*** Supplied data ***

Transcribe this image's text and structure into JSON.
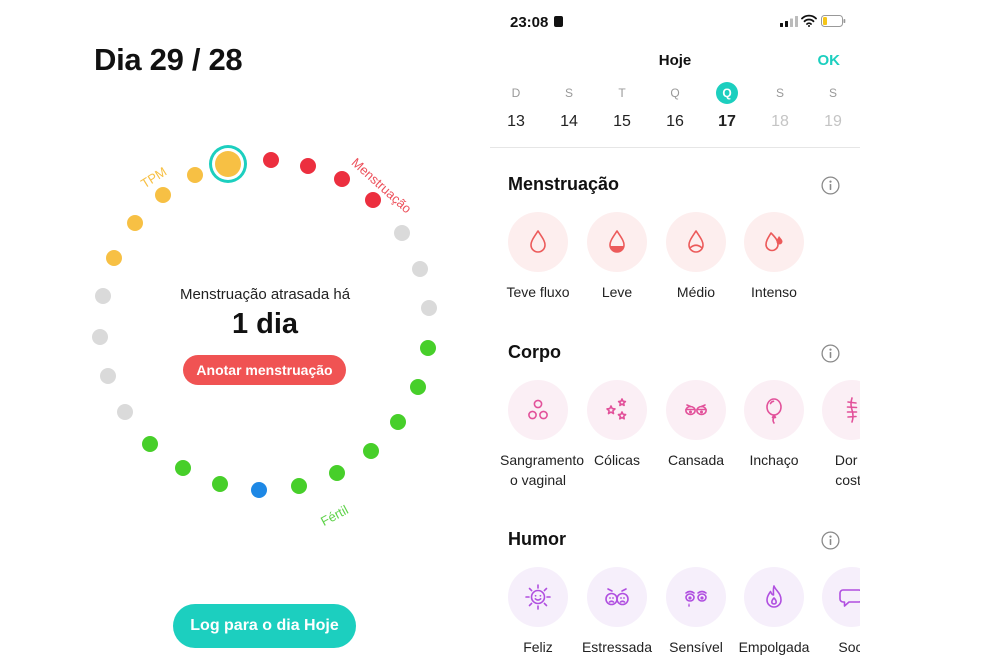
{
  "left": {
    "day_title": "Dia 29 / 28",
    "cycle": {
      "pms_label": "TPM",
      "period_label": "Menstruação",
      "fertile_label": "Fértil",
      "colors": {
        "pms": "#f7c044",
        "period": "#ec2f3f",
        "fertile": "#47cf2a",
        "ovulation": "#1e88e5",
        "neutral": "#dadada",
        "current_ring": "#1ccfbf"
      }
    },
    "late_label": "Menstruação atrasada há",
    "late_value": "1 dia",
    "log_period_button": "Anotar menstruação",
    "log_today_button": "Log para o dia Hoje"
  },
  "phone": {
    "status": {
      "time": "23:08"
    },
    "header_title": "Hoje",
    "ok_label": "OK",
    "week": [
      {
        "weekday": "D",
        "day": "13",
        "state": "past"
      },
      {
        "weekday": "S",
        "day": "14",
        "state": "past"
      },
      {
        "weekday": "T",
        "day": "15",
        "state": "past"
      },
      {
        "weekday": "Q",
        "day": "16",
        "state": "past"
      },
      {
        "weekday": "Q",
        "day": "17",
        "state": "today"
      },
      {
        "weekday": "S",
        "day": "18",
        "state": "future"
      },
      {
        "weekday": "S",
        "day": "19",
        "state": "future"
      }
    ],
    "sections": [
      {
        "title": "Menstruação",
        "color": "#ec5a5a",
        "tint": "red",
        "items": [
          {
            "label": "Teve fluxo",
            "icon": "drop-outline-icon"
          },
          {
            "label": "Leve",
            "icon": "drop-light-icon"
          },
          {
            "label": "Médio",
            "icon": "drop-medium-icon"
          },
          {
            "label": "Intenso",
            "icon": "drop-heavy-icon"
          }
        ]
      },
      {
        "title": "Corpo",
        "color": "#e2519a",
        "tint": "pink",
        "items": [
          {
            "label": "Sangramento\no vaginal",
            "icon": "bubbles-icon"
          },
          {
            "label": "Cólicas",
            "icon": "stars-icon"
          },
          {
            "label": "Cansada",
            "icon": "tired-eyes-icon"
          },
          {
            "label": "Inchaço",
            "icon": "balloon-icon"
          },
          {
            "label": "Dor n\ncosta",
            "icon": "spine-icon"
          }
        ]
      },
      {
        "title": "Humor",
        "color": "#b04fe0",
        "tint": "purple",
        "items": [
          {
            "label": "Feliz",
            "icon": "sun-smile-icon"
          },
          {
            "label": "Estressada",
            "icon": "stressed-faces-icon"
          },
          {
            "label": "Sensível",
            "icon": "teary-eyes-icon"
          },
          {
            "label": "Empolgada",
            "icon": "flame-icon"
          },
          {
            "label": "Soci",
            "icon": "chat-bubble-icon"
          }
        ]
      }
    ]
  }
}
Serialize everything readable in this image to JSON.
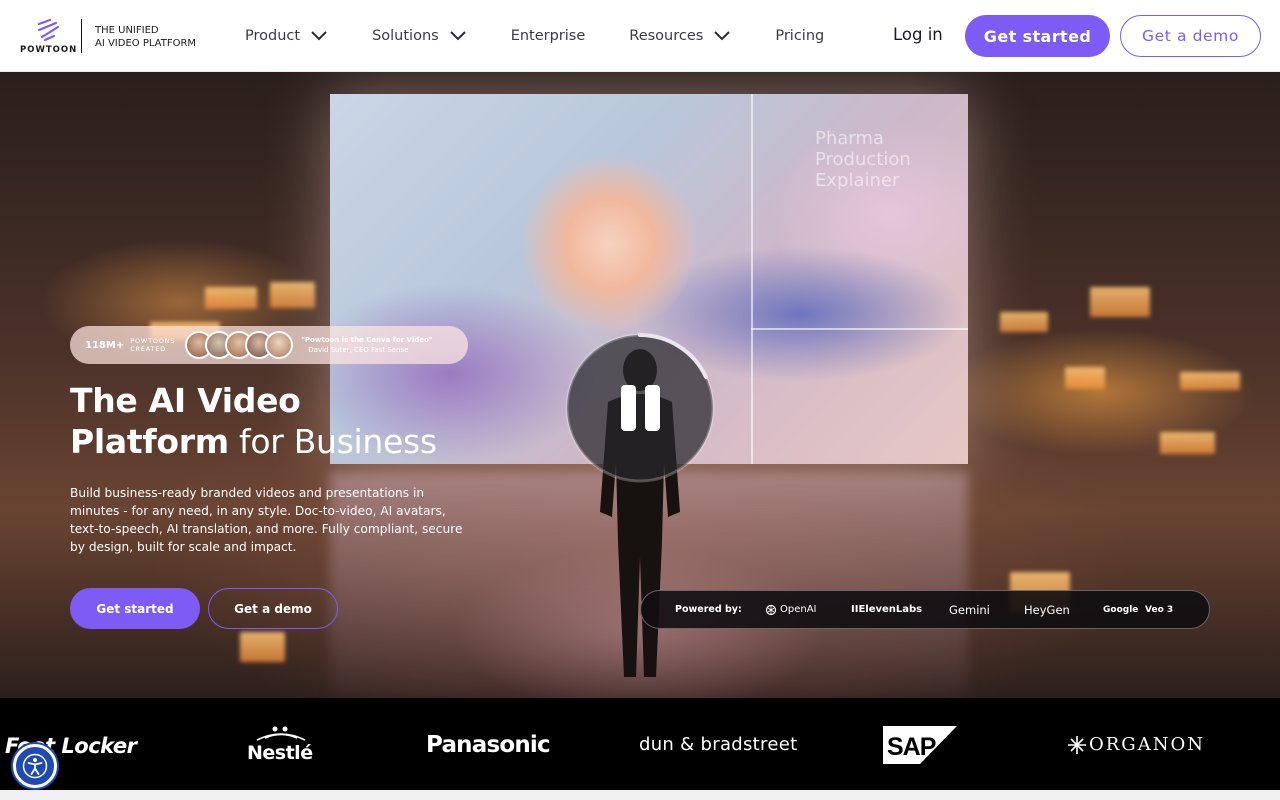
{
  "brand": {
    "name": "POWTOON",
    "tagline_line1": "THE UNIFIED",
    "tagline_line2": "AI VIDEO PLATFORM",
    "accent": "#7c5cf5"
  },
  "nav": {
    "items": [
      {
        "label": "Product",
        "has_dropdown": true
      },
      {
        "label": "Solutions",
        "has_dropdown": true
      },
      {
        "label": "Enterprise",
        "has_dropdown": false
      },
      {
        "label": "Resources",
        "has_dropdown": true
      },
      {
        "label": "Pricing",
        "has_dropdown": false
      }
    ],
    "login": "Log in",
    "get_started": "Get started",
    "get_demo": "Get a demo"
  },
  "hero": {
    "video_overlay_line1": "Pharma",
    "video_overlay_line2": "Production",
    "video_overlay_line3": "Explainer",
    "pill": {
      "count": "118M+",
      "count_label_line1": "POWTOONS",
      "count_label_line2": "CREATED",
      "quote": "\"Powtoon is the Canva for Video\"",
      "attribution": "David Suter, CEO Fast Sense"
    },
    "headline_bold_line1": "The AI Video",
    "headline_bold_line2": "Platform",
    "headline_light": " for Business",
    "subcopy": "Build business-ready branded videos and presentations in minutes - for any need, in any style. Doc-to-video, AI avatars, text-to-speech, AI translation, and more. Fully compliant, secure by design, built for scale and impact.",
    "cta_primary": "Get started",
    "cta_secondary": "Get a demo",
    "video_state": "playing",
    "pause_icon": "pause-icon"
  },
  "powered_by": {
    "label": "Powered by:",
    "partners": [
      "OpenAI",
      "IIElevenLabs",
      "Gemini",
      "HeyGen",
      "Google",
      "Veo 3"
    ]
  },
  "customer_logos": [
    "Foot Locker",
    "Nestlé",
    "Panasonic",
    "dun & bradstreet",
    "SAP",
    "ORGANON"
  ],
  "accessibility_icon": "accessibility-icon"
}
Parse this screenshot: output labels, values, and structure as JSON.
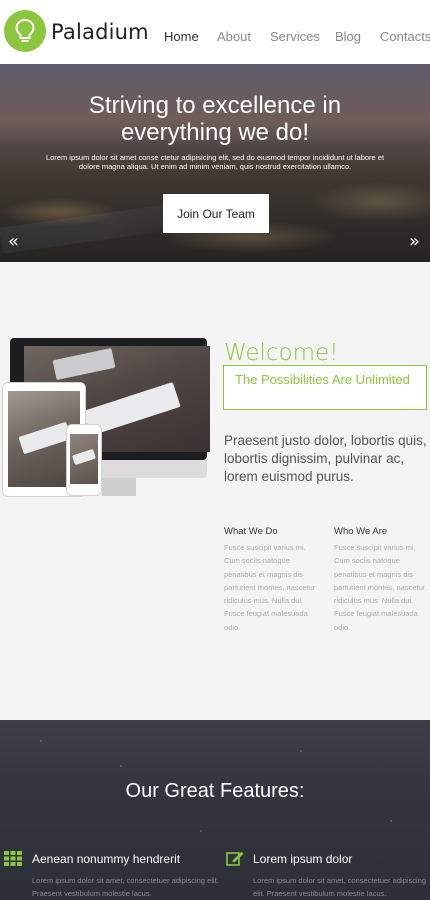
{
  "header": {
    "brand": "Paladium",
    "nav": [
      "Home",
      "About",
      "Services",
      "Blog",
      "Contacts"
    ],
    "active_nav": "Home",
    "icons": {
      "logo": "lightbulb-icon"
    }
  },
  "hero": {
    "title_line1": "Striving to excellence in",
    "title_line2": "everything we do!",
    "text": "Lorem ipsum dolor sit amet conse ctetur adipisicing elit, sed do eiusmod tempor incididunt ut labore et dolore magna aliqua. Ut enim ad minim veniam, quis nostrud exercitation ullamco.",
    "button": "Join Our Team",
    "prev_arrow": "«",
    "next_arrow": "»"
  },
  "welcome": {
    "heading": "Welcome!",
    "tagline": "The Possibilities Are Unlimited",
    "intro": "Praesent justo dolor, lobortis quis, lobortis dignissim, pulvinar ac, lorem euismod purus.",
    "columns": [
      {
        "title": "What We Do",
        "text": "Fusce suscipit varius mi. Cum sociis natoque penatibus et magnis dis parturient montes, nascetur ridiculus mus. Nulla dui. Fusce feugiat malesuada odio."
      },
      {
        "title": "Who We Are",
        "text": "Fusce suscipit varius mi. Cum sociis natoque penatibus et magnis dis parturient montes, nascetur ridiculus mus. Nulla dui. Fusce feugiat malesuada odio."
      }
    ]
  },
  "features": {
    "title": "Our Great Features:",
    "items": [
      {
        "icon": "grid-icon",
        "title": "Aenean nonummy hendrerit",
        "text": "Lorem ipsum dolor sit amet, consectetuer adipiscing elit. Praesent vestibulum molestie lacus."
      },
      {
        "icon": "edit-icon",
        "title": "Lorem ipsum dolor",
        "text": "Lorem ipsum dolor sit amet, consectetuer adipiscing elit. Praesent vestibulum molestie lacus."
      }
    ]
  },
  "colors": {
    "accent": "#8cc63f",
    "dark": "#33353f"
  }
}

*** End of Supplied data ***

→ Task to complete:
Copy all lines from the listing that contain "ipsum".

→ Exercise output:
    "text": "Lorem ipsum dolor sit amet conse ctetur adipisicing elit, sed do eiusmod tempor incididunt ut labore et dolore magna aliqua. Ut enim ad minim veniam, quis nostrud exercitation ullamco.",
        "text": "Lorem ipsum dolor sit amet, consectetuer adipiscing elit. Praesent vestibulum molestie lacus."
        "title": "Lorem ipsum dolor",
        "text": "Lorem ipsum dolor sit amet, consectetuer adipiscing elit. Praesent vestibulum molestie lacus."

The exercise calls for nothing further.